There’s no question that last week was an exciting one for rates. On Wednesday, the average 30yr fixed was fairly close to the highest levels since 2002. The following afternoon, it had fallen more than half a percent to the lowest level in nearly 2 months–the biggest single day drop on record.   While rates are still very high relative to anything but the past 8 weeks, it was a promising step in the right direction.  It raised hopes for a bigger picture shift after the fastest rate spike in 40 years.   As the new week got underway, rates managed to hold onto their newfound gains relatively well and with minimal volatility on average.  Things may have been better were it not for a concerted effort on the part of the Fed to remind the market not to get too excited about additional declines. Why is the Fed trying to rain on our parade? First, let’s examine what was said by various Fed speakers.  Here are a few examples (paraphrased):

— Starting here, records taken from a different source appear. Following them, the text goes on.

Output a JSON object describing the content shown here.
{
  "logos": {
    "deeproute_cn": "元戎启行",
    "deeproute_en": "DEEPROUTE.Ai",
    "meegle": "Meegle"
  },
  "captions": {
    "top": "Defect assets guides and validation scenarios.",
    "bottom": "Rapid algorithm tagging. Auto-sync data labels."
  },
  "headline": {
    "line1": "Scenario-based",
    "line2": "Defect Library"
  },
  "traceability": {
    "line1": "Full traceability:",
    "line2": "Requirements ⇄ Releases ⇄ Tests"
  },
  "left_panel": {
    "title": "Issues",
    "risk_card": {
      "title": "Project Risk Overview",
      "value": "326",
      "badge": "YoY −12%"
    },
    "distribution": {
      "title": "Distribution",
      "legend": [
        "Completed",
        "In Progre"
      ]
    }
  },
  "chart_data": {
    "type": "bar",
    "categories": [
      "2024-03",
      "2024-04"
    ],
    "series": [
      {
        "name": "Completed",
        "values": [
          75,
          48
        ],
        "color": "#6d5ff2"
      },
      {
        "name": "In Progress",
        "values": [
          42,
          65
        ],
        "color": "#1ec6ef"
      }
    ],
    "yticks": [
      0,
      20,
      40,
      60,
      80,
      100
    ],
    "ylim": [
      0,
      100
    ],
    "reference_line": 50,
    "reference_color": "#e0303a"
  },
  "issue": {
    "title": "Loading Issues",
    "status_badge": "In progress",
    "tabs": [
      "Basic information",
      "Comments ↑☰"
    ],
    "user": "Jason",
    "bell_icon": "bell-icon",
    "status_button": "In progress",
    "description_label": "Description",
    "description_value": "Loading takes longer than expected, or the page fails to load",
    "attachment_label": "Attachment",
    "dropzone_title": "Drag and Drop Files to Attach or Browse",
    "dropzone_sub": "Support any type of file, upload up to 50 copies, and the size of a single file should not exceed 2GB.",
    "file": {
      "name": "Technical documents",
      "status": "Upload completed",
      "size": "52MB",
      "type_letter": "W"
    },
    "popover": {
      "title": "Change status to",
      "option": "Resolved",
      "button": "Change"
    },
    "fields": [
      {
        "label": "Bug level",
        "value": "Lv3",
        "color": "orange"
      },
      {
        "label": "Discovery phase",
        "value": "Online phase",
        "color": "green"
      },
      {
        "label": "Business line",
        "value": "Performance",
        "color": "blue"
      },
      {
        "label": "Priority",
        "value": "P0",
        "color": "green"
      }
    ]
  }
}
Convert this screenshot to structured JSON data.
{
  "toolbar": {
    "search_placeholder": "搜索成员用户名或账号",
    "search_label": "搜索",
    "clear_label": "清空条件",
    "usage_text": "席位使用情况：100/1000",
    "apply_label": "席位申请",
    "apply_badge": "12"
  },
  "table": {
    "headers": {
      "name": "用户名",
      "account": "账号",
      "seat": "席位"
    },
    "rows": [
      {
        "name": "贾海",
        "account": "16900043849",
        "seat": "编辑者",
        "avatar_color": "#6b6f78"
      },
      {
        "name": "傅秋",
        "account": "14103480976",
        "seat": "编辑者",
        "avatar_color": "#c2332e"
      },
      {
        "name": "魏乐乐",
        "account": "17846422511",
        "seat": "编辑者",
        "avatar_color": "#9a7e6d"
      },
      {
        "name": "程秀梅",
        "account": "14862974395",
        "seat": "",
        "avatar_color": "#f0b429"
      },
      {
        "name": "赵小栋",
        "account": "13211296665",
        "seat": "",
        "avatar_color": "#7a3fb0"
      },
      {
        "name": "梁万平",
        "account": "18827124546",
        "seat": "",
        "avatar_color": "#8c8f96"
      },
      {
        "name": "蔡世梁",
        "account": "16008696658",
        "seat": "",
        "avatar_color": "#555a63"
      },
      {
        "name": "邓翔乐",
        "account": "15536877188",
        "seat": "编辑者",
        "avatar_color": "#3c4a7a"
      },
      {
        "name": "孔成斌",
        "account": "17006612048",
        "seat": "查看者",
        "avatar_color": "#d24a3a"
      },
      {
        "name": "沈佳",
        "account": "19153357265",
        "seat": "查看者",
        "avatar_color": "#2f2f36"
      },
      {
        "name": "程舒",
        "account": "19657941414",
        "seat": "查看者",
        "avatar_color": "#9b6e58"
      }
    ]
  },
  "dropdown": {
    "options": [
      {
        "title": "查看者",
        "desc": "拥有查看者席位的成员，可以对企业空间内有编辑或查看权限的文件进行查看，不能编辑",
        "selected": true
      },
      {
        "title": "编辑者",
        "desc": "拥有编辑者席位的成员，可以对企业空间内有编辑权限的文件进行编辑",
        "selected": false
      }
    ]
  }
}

Waller: Thursday’s CPI report was just one data point.  Markets are “way out in front.”
Harker: Inflation will take time to come down.  I don’t like to base policy on a couple of headline numbers
George: It would make sense to slow the pace of rate hikes next year
Daly: Inflation data is good news, but “pausing” is not being discussed
Waller: Inflation data makes a case for a 0.5% increase instead of 0.75%
Collins: Fed has more work to do, needs to hike rates more
Bullard: Fed needs to hike to at least 5%, even if inflation data remains friendly
Kashkari: Some evidence of inflation plateau, but can’t be persuaded by 1 month of data.  Hikes will continue into 2023
Source: mortgagenewsdaily.comNew feed

Be First to Comment

    Leave a Reply